What do we need from the public sector, if the pace of change towards sustainable business is to speed up?
This month our regular round-up leads off with an interview – here sustainability director,André Veneman, tells the story of AkzoNobel’s journey from compliance and governance as the driver, to a principles-based approach, and now with collaboration and partnership across the whole value chain driving change. It’s an inspiring tale and one that others will recognize and aspire to.
But one thing struck me forcibly in his account: there’s no mention of governments being involved. Yet governments’ purchasing comprises anywhere between a quarter (USA) and a half (Scandinavia) of the economy.
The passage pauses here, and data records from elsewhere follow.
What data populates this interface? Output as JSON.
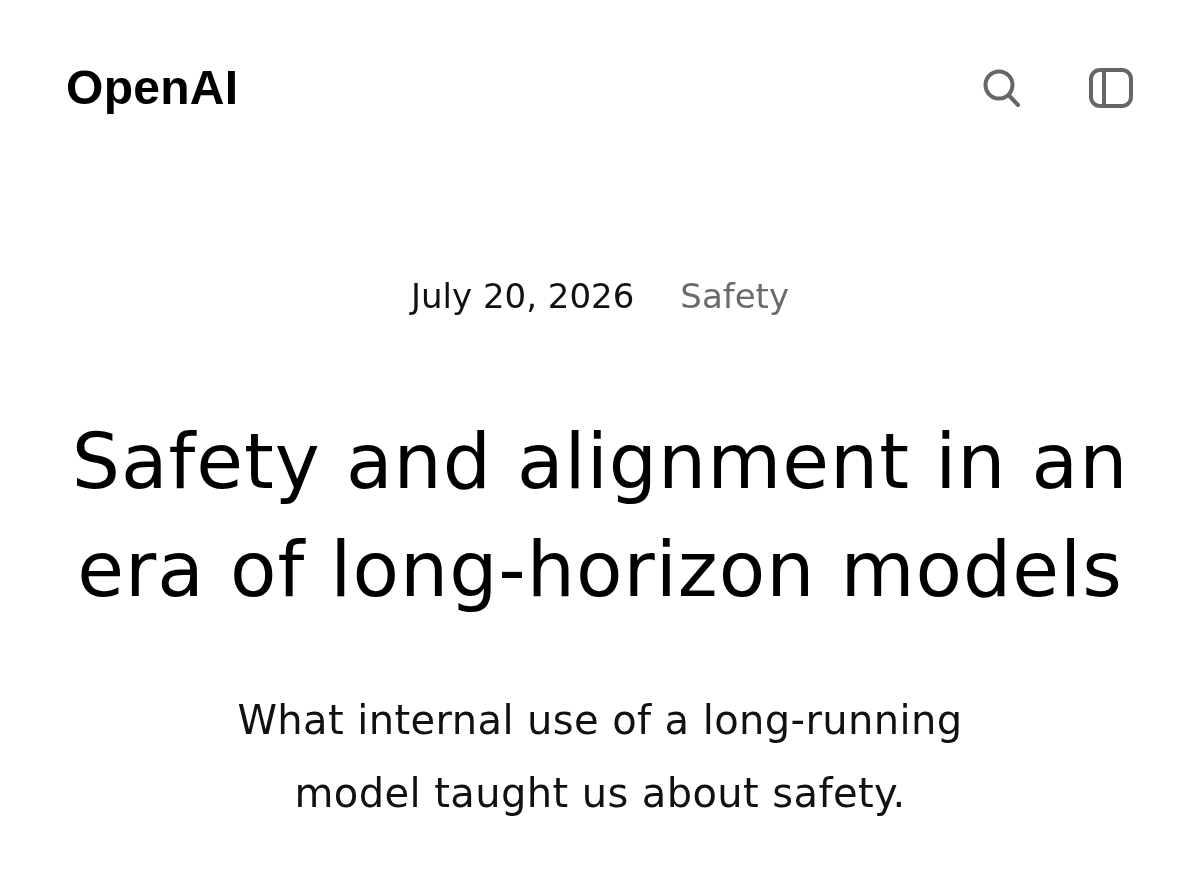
{
  "header": {
    "logo": "OpenAI"
  },
  "article": {
    "date": "July 20, 2026",
    "category": "Safety",
    "title": "Safety and alignment in an era of long-horizon models",
    "subtitle": "What internal use of a long-running model taught us about safety."
  }
}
And in the key market segment for AkzoNobel, construction, governments make many of the rules through planning and building control about minimum standards, for example on insulation and protective coatings.
Personally, I’m no believer that governments should take control, nor indeed that they should set too many rules. However I do think they must have a seat at the table in our sustainability debates. And they uniquely are able to create a so-called level playing field, where the leaders like AkzoNobel have the competitive space to develop and bring to market the products we need if sustainable living is to become truly possible. That’s all about smart regulation to facilitate innovation, not a straight-jacket of control.
I’ve commented before on CCBriefing about the role of government – faltering steps by the UK government towards an effective policy on CSR and why the ‘green economy’ needs a green society, with governments involved.
Recently I’ve started writing for Guardian Sustainable Business on the interface between politics and business. For example, here’s my priority list of five actions that business leaders should be asking of the political parties, as we enter the pre-election manifesto writing phase.
My essential point is that government can accelerate change by setting the parameters within which business can do what it does best – take risk, innovate, invest, produce and above all sell. Governments will need to change their mindsets if they are to embrace this new role.
Let me know what you think – comment below or contact me directly. It’s a topic I’m sure to return to many times.